**Exercise instructions**
I would like the records restated word for word, without the pictures.

**Record set**
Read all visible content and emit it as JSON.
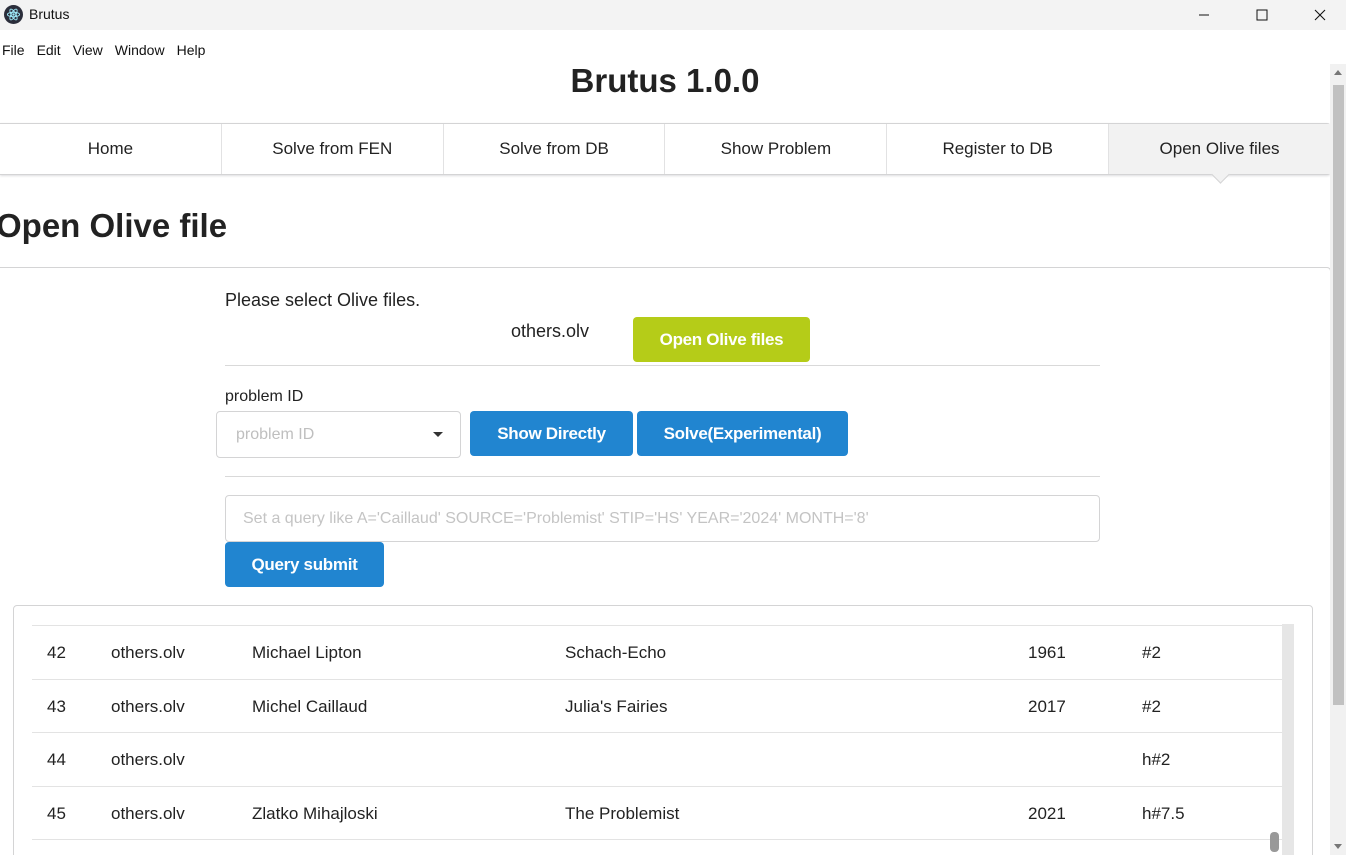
{
  "window": {
    "title": "Brutus",
    "icon": "atom-icon"
  },
  "menu": [
    "File",
    "Edit",
    "View",
    "Window",
    "Help"
  ],
  "header": {
    "title": "Brutus 1.0.0"
  },
  "tabs": [
    {
      "label": "Home"
    },
    {
      "label": "Solve from FEN"
    },
    {
      "label": "Solve from DB"
    },
    {
      "label": "Show Problem"
    },
    {
      "label": "Register to DB"
    },
    {
      "label": "Open Olive files",
      "active": true
    }
  ],
  "page": {
    "title": "Open Olive file",
    "instruction": "Please select Olive files.",
    "selected_file": "others.olv",
    "open_button": "Open Olive files",
    "problem_id_label": "problem ID",
    "problem_id_placeholder": "problem ID",
    "show_button": "Show Directly",
    "solve_button": "Solve(Experimental)",
    "query_placeholder": "Set a query like A='Caillaud' SOURCE='Problemist' STIP='HS' YEAR='2024' MONTH='8'",
    "query_button": "Query submit"
  },
  "table": {
    "rows": [
      {
        "id": "42",
        "file": "others.olv",
        "author": "Michael Lipton",
        "source": "Schach-Echo",
        "year": "1961",
        "stip": "#2"
      },
      {
        "id": "43",
        "file": "others.olv",
        "author": "Michel Caillaud",
        "source": "Julia's Fairies",
        "year": "2017",
        "stip": "#2"
      },
      {
        "id": "44",
        "file": "others.olv",
        "author": "",
        "source": "",
        "year": "",
        "stip": "h#2"
      },
      {
        "id": "45",
        "file": "others.olv",
        "author": "Zlatko Mihajloski",
        "source": "The Problemist",
        "year": "2021",
        "stip": "h#7.5"
      }
    ]
  },
  "colors": {
    "olive": "#b5cc18",
    "blue": "#2185d0",
    "active_tab": "#f2f2f2"
  }
}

**Written reply**
Read all visible content and emit it as JSON.
{
  "window": {
    "title": "Brutus",
    "icon": "atom-icon"
  },
  "menu": [
    "File",
    "Edit",
    "View",
    "Window",
    "Help"
  ],
  "header": {
    "title": "Brutus 1.0.0"
  },
  "tabs": [
    {
      "label": "Home"
    },
    {
      "label": "Solve from FEN"
    },
    {
      "label": "Solve from DB"
    },
    {
      "label": "Show Problem"
    },
    {
      "label": "Register to DB"
    },
    {
      "label": "Open Olive files",
      "active": true
    }
  ],
  "page": {
    "title": "Open Olive file",
    "instruction": "Please select Olive files.",
    "selected_file": "others.olv",
    "open_button": "Open Olive files",
    "problem_id_label": "problem ID",
    "problem_id_placeholder": "problem ID",
    "show_button": "Show Directly",
    "solve_button": "Solve(Experimental)",
    "query_placeholder": "Set a query like A='Caillaud' SOURCE='Problemist' STIP='HS' YEAR='2024' MONTH='8'",
    "query_button": "Query submit"
  },
  "table": {
    "rows": [
      {
        "id": "42",
        "file": "others.olv",
        "author": "Michael Lipton",
        "source": "Schach-Echo",
        "year": "1961",
        "stip": "#2"
      },
      {
        "id": "43",
        "file": "others.olv",
        "author": "Michel Caillaud",
        "source": "Julia's Fairies",
        "year": "2017",
        "stip": "#2"
      },
      {
        "id": "44",
        "file": "others.olv",
        "author": "",
        "source": "",
        "year": "",
        "stip": "h#2"
      },
      {
        "id": "45",
        "file": "others.olv",
        "author": "Zlatko Mihajloski",
        "source": "The Problemist",
        "year": "2021",
        "stip": "h#7.5"
      }
    ]
  },
  "colors": {
    "olive": "#b5cc18",
    "blue": "#2185d0",
    "active_tab": "#f2f2f2"
  }
}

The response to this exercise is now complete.